As the day marches toward us I feel it important, essential, to remind you of who you are to me and the immense and unique impact you have had on my life. I had not thought this would be as difficult and emotional to write as it was, but then I had not envisioned so soon such a necessity to do so.
When first we met I was Tank Girl, lemming. No hair and less sense, with a whole host of “I’ve nevers” that you were thrilled to challenge, like a little Anarcho-Doolittle you loved to teach me from the start – cider, pop punk and life lessons filled the summer. Squatting evolved from cold floors and tinned soup to Neverland with the lost boys. We did what the fuck we wanted in Aden & Caspian House. You taught me to cook, or dared me to try. You taught me to look after myself in a lot of ways. I was so sheltered as a child, I had no idea this was to be such a momentous time in my life.
We both had such energy, and that’s what drew us together from the start, but you saw something more – you sat their reading the school reports I had from when I was 15 that I’d been carrying indignantly to prove I wasn’t think, and your eyes twinkled. In a mixture of debate, mockery, and of course books you began to demand more of me than a the simplistic drop-out rebellion around us in the squats. You saw a kindred spirit.
Of all the books you gave me, The Communist Manifesto was to be the next almighty earthquake. I didn’t understand what it was at the time, you gave me a lot of books I thought I couldn’t read. I remember trying and getting no further than the first page, but I kept it, and now it sits on my shelf full of memories and promises and solid gold truth. I read it, and it changed my life all over again. You have a talent for total disruption, for revolution.
The most important thing you gave me was the passion. The combination of love and rage that fills us and makes us what we are. Passion drives your politics, a desire to simplify the problems of the world so that the sides are obvious, and then build up our side with your ardent belief – you take a hackneyed song lyric and ask why it can’t be a political slogan; you take a working class single mum and ask why she can’t be a revolutionary icon. “There is a light and it never goes out”, and it bursts from you chest making everyone around you burn with the same intensity.
You took my anger and passion and you taught me to direct it, at myself, to believe in my capabilities, and at the real enemies. You were my compass, an essential aid in navigating the politics of London, of the world, my own mind. I trusted you implicitly, from the start, and I still do. You have never steered me far wrong, always reliable, always true.
You are often misunderstood, always locked someone or another’s set of sights, and I think I partly know why; not everyone can live up to your expectations, and even if you don’t ask them to, some people feel small and ashamed just to see your example. I want to tell you never to doubt that for every person who falls into this trap, you create five more who are inspired.

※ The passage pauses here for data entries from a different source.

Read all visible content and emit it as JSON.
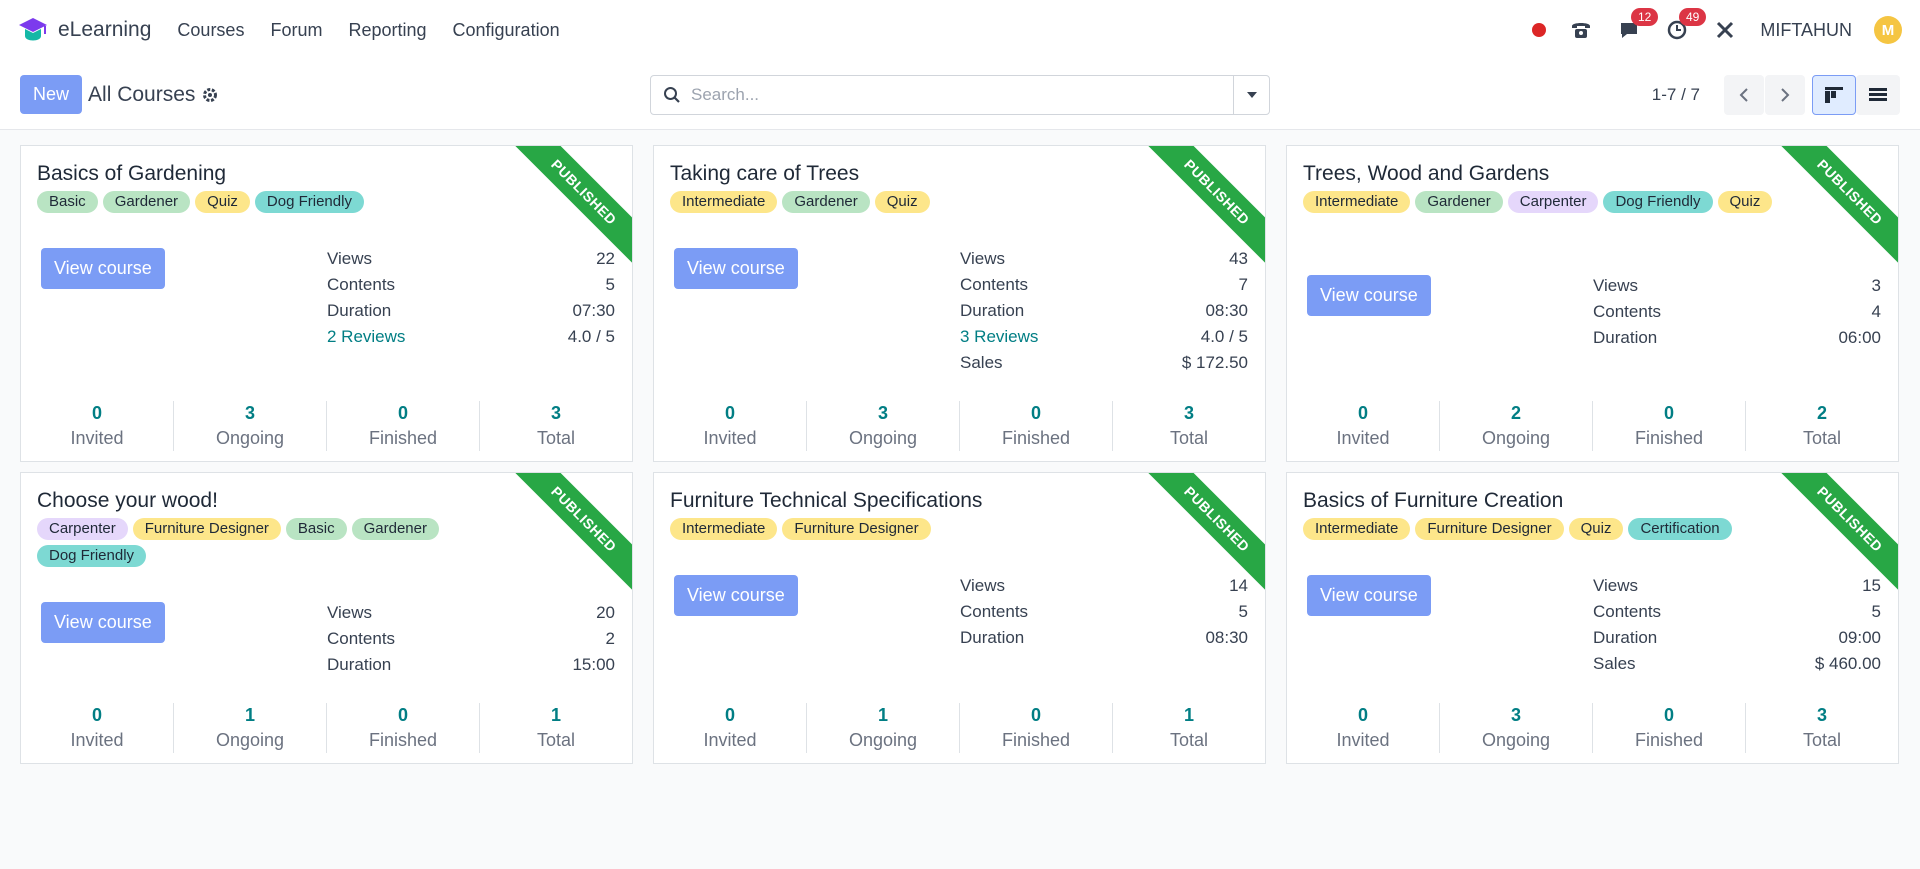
{
  "navbar": {
    "app_name": "eLearning",
    "menu": [
      "Courses",
      "Forum",
      "Reporting",
      "Configuration"
    ],
    "messages_count": "12",
    "activities_count": "49",
    "user_name": "MIFTAHUN",
    "avatar_letter": "M"
  },
  "control": {
    "new_label": "New",
    "title": "All Courses",
    "search_placeholder": "Search...",
    "pager": "1-7 / 7"
  },
  "colors": {
    "accent": "#7b9cf5",
    "ribbon": "#28a745",
    "teal": "#017e84"
  },
  "courses": [
    {
      "title": "Basics of Gardening",
      "tags": [
        {
          "label": "Basic",
          "color": "green"
        },
        {
          "label": "Gardener",
          "color": "green"
        },
        {
          "label": "Quiz",
          "color": "yellow"
        },
        {
          "label": "Dog Friendly",
          "color": "teal"
        }
      ],
      "ribbon": "PUBLISHED",
      "button": "View course",
      "stats": [
        [
          "Views",
          "22"
        ],
        [
          "Contents",
          "5"
        ],
        [
          "Duration",
          "07:30"
        ],
        [
          "2 Reviews",
          "4.0 / 5"
        ]
      ],
      "counters": [
        [
          "0",
          "Invited"
        ],
        [
          "3",
          "Ongoing"
        ],
        [
          "0",
          "Finished"
        ],
        [
          "3",
          "Total"
        ]
      ]
    },
    {
      "title": "Taking care of Trees",
      "tags": [
        {
          "label": "Intermediate",
          "color": "yellow"
        },
        {
          "label": "Gardener",
          "color": "green"
        },
        {
          "label": "Quiz",
          "color": "yellow"
        }
      ],
      "ribbon": "PUBLISHED",
      "button": "View course",
      "stats": [
        [
          "Views",
          "43"
        ],
        [
          "Contents",
          "7"
        ],
        [
          "Duration",
          "08:30"
        ],
        [
          "3 Reviews",
          "4.0 / 5"
        ],
        [
          "Sales",
          "$ 172.50"
        ]
      ],
      "counters": [
        [
          "0",
          "Invited"
        ],
        [
          "3",
          "Ongoing"
        ],
        [
          "0",
          "Finished"
        ],
        [
          "3",
          "Total"
        ]
      ]
    },
    {
      "title": "Trees, Wood and Gardens",
      "tags": [
        {
          "label": "Intermediate",
          "color": "yellow"
        },
        {
          "label": "Gardener",
          "color": "green"
        },
        {
          "label": "Carpenter",
          "color": "purple"
        },
        {
          "label": "Dog Friendly",
          "color": "teal"
        },
        {
          "label": "Quiz",
          "color": "yellow"
        }
      ],
      "ribbon": "PUBLISHED",
      "button": "View course",
      "stats": [
        [
          "Views",
          "3"
        ],
        [
          "Contents",
          "4"
        ],
        [
          "Duration",
          "06:00"
        ]
      ],
      "counters": [
        [
          "0",
          "Invited"
        ],
        [
          "2",
          "Ongoing"
        ],
        [
          "0",
          "Finished"
        ],
        [
          "2",
          "Total"
        ]
      ]
    },
    {
      "title": "Choose your wood!",
      "tags": [
        {
          "label": "Carpenter",
          "color": "purple"
        },
        {
          "label": "Furniture Designer",
          "color": "yellow"
        },
        {
          "label": "Basic",
          "color": "green"
        },
        {
          "label": "Gardener",
          "color": "green"
        },
        {
          "label": "Dog Friendly",
          "color": "teal"
        }
      ],
      "ribbon": "PUBLISHED",
      "button": "View course",
      "stats": [
        [
          "Views",
          "20"
        ],
        [
          "Contents",
          "2"
        ],
        [
          "Duration",
          "15:00"
        ]
      ],
      "counters": [
        [
          "0",
          "Invited"
        ],
        [
          "1",
          "Ongoing"
        ],
        [
          "0",
          "Finished"
        ],
        [
          "1",
          "Total"
        ]
      ]
    },
    {
      "title": "Furniture Technical Specifications",
      "tags": [
        {
          "label": "Intermediate",
          "color": "yellow"
        },
        {
          "label": "Furniture Designer",
          "color": "yellow"
        }
      ],
      "ribbon": "PUBLISHED",
      "button": "View course",
      "stats": [
        [
          "Views",
          "14"
        ],
        [
          "Contents",
          "5"
        ],
        [
          "Duration",
          "08:30"
        ]
      ],
      "counters": [
        [
          "0",
          "Invited"
        ],
        [
          "1",
          "Ongoing"
        ],
        [
          "0",
          "Finished"
        ],
        [
          "1",
          "Total"
        ]
      ]
    },
    {
      "title": "Basics of Furniture Creation",
      "tags": [
        {
          "label": "Intermediate",
          "color": "yellow"
        },
        {
          "label": "Furniture Designer",
          "color": "yellow"
        },
        {
          "label": "Quiz",
          "color": "yellow"
        },
        {
          "label": "Certification",
          "color": "teal"
        }
      ],
      "ribbon": "PUBLISHED",
      "button": "View course",
      "stats": [
        [
          "Views",
          "15"
        ],
        [
          "Contents",
          "5"
        ],
        [
          "Duration",
          "09:00"
        ],
        [
          "Sales",
          "$ 460.00"
        ]
      ],
      "counters": [
        [
          "0",
          "Invited"
        ],
        [
          "3",
          "Ongoing"
        ],
        [
          "0",
          "Finished"
        ],
        [
          "3",
          "Total"
        ]
      ]
    }
  ]
}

As we move out of realm of lifestyle leftists, who feel so threatened in their tiny kingdoms, you will find more and more people like me, who respond like me, and see you as I do. I see is a man who has always loved passionately – his friends, his partners, his cause. Desperate for justice and understanding, desperate to find those people, places and moments that makes sense of a person like you. All your emotions you use as fuel, from love, to anger, to fear. 32 dead is 32 more reasons to go.
You are the reason that Cherry Red exists, the reason I am a communist. The reason I am who I am today. My first source of inspiration, my constant companion in this struggle. I am so blessed and proud to call you brother, friend, comrade. You are the very definition of the word. Wherever you go, the world will surely be a better place for it. Nowhere could ever be the same. You will not falter. You will not fall. It is not in you. You will march ever forward, pushing on to victory, with the flag, dyed in the blood of the martyrs held high. I am so proud of you, and I will tell your story always and everywhere.
Please make it home.
You have so much more to do.
In deepest Love & Solidarity,
REVOLUTION IN THE MOUNTAINS: